I also loved the Saturday morning repeats of the Ron Ely Tarzan series and I also recall some Tarzan strips but can't recall if this was a comic, special or annual. I know Dave Stevens did early work while assisting Russ manning in the 70s so I suspect I may have come across some of that work, though it remains very indistinct in my mind. I also had a late 70s Star Trek annual, reprinting two or three (unknown to me at the time) Gold Key issues from the 60s.

However, the big one was Look-In, the "Junior TV Times" from the 70s. (For some reason, I never counted this as a comic, much as I didn't the two Tintin and five Asterix albums I later picked up). However, I used to love this, picking up a new copy each Saturday when I visited my nan, some of my happiest childhood memories. I hated the sports star pinups and can't recall any feeling towards the pop star material but I loved the strips, two page serials based on the popular TV shows of the day. (Licencing today would make this an impossibility!)

When I started reading it, Benny Hill was the inside front cover strip but this was eventually usurped by the original Peyo Smurfs strips, which I loved at the time. This preceded the animated series and launched in the wake of those awful 70s records and the resulting fad for collectible Smurf figurines available from Jet garages (they must have been highly desirable for me at the time to recall that detail!) The main joy though was the adventure strips: I don't recall many now but know series such as Space: 1999, the Six Million Dollar Man, Battlestar Galactica, the Tomorrow People and Logan's Run all had strips. The one strip I do recall with clarity was Sapphire and Steel as it was drawn by what I considered to be Look-In's "good" artist: later I would recognise his work on IPC/Fleetway books and learn his name, Arthur Ranson. He drew a few strips and I loved any he drew, loving his accuracy and likenesses.

Once I began collecting my own comics and learning my own tastes, Look-In seemed less special, especially once the strip content started to drop. Eventually, my sister continued to get Buster each week but I choose to drop Look-In and have the money to buy my own comics instead.

For a late educational starter like me (I mix of anxiety and absence from school hampering my pace), the comics were a life changer. Without them, I probably would have struggled to read as well and may have suffered literacy problems later on. Instead, comics opened the written word for me and my class ranking grew higher each year.
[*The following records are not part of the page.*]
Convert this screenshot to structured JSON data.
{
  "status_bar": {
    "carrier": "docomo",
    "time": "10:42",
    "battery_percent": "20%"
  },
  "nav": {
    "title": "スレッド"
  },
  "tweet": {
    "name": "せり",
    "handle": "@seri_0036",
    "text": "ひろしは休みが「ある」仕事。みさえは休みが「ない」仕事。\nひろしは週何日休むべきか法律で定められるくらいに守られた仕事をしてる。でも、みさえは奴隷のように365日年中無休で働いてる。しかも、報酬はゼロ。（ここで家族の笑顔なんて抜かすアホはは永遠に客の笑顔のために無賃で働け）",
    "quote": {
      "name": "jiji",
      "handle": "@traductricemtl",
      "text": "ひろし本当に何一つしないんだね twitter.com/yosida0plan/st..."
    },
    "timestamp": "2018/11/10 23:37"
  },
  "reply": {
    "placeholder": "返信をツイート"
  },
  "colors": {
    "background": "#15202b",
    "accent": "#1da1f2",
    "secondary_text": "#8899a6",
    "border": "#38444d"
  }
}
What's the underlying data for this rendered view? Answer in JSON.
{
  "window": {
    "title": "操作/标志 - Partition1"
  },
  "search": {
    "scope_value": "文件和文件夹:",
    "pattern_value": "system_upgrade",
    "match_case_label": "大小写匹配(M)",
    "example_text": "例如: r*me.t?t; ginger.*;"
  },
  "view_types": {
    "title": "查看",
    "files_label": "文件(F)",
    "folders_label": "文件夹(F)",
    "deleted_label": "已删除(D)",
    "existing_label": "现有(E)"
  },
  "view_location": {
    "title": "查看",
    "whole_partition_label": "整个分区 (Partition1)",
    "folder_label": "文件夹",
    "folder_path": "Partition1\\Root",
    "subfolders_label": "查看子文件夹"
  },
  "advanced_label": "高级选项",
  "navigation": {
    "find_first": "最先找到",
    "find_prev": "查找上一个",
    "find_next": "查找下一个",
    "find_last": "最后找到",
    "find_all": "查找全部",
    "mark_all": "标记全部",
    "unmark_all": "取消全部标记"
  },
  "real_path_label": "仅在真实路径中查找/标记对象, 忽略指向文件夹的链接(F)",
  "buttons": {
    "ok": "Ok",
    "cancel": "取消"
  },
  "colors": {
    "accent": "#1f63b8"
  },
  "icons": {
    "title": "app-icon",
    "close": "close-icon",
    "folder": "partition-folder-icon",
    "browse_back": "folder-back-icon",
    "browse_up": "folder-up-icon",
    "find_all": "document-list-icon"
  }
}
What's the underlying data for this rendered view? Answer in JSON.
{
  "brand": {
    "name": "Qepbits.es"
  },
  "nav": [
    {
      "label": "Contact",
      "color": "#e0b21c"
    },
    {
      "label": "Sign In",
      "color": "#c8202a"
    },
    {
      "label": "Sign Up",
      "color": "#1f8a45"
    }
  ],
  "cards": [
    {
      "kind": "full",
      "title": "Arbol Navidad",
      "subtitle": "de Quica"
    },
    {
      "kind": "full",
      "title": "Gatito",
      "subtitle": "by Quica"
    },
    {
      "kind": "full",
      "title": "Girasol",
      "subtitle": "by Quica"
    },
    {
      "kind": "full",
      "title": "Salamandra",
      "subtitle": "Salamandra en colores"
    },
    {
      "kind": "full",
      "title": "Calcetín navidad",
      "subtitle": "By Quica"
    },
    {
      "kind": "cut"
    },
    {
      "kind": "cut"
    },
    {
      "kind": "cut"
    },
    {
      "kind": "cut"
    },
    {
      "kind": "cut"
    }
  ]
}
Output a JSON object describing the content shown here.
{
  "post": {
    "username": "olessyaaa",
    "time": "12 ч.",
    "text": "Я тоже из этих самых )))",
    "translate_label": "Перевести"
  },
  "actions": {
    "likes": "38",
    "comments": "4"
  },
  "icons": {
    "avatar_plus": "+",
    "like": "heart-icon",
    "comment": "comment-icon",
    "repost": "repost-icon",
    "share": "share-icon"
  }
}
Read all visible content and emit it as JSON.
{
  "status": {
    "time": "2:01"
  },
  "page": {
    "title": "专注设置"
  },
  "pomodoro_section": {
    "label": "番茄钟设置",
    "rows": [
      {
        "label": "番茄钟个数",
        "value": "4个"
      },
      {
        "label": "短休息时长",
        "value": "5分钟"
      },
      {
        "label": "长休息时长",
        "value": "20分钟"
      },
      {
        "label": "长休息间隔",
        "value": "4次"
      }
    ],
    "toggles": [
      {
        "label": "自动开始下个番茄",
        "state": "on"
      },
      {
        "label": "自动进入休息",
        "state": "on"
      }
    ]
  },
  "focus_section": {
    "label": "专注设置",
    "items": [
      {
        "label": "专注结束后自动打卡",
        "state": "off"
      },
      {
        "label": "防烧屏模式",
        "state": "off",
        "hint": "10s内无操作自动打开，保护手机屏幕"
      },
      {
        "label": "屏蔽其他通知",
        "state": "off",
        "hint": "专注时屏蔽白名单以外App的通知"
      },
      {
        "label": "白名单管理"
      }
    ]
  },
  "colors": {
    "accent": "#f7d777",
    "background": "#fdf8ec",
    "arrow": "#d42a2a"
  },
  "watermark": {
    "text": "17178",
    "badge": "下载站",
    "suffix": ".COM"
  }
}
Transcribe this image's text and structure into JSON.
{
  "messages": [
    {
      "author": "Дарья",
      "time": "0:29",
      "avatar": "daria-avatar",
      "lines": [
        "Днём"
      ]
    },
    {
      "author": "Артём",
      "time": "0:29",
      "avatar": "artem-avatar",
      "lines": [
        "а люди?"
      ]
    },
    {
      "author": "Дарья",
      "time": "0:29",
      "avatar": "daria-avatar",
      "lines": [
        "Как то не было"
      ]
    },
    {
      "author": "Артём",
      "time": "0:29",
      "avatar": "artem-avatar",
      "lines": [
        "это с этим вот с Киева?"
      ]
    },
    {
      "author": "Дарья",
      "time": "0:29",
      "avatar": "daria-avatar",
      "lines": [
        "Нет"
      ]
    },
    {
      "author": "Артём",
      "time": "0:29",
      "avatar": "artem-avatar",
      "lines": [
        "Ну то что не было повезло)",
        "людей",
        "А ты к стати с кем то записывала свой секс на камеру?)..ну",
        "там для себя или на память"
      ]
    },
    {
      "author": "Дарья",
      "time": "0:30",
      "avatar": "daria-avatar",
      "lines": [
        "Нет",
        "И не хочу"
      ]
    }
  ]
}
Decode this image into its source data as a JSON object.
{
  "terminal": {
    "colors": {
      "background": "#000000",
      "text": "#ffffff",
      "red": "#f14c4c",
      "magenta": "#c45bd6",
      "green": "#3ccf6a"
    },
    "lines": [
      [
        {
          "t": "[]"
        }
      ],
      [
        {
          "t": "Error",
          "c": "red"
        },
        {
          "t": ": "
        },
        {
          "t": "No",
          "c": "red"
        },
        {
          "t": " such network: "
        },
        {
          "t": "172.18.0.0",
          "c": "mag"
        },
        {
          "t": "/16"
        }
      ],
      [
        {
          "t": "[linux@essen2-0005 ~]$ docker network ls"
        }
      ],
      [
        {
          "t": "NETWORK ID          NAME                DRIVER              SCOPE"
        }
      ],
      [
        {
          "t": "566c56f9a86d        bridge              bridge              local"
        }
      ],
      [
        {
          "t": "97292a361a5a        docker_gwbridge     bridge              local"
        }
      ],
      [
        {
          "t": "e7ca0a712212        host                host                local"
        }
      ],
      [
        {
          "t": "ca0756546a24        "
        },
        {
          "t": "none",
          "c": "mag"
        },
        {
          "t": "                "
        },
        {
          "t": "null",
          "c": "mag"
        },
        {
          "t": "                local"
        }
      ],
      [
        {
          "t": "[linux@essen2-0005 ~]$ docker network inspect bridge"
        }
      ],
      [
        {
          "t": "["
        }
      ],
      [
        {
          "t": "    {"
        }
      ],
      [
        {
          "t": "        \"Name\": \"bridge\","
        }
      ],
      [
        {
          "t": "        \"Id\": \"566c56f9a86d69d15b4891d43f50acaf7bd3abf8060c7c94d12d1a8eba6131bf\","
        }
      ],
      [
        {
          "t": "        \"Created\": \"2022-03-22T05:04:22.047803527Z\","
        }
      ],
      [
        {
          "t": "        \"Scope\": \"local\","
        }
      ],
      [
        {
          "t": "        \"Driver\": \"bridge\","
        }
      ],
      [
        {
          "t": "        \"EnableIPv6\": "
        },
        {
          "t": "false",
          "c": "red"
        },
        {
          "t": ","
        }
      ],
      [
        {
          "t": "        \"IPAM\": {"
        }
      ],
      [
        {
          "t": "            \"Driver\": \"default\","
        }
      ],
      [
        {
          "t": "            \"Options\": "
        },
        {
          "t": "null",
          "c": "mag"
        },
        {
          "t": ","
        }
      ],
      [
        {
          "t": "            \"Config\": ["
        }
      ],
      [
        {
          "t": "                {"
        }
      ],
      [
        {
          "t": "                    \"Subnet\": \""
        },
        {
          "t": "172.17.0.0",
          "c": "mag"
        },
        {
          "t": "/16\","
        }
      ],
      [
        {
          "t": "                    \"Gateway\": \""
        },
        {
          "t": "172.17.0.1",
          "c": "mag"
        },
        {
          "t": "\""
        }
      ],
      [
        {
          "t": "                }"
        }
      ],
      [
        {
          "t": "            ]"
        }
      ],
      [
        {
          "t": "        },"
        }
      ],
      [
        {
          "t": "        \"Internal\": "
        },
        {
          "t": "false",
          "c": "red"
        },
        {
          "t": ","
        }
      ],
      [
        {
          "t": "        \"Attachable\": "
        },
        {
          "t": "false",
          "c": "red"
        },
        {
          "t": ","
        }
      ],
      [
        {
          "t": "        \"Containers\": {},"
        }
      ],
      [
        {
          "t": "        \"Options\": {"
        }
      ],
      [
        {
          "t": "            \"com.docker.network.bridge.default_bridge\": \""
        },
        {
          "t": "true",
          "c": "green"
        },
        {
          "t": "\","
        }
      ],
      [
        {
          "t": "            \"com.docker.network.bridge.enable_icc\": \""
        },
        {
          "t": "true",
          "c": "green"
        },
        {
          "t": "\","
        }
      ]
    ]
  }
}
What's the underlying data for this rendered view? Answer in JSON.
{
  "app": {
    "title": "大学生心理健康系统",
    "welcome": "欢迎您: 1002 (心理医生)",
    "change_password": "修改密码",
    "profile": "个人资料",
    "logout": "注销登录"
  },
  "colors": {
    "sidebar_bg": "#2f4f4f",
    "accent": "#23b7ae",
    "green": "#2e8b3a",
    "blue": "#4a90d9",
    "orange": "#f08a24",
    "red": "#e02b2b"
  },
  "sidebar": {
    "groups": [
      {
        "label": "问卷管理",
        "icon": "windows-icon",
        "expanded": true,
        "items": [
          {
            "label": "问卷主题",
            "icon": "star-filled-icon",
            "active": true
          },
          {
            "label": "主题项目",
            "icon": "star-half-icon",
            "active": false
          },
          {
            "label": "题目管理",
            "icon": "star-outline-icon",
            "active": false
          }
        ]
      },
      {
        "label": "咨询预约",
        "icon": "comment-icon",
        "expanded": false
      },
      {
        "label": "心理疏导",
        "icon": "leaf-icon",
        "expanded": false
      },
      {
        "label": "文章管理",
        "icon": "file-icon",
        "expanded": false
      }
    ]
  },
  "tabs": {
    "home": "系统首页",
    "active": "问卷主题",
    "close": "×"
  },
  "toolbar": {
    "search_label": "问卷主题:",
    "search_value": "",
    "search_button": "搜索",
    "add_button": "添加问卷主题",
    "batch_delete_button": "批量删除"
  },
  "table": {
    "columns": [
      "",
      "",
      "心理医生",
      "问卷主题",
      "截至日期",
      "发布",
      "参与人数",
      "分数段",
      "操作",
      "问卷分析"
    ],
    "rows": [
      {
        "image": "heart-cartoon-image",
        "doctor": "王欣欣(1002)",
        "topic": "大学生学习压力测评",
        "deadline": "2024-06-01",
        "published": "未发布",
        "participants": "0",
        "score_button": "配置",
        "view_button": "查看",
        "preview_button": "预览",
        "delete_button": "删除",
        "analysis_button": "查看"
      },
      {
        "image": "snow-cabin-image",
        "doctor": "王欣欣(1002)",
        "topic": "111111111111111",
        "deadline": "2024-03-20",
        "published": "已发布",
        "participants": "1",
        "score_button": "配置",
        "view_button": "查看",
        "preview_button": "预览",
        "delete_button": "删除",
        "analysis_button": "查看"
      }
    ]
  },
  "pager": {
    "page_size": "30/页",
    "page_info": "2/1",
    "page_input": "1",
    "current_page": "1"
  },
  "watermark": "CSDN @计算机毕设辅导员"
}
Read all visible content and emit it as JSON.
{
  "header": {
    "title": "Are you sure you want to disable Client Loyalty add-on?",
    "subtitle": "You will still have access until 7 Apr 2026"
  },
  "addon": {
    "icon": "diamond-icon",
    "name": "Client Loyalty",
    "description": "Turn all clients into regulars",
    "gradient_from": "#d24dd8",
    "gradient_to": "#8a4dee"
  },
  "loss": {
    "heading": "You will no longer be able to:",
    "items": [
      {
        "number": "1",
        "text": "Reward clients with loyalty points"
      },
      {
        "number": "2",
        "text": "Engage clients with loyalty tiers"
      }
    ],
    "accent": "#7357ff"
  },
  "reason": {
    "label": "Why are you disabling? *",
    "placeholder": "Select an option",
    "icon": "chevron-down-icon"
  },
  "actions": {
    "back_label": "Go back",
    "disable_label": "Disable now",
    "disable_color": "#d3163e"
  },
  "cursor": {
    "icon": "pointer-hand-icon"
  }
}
I was not at all academically minded (and I still struggle trying to focus on important but mind-numbing facts at work) so comics helped me learn to read and expand my knowledge.

I do recall consciously later starting to say "ain't" and getting told off for it ("Ain't ain't a word!" always confused me as a statement!) after reading the Thing say it all the time (it was cool to me then!), so comics weren't entirely a positive influence...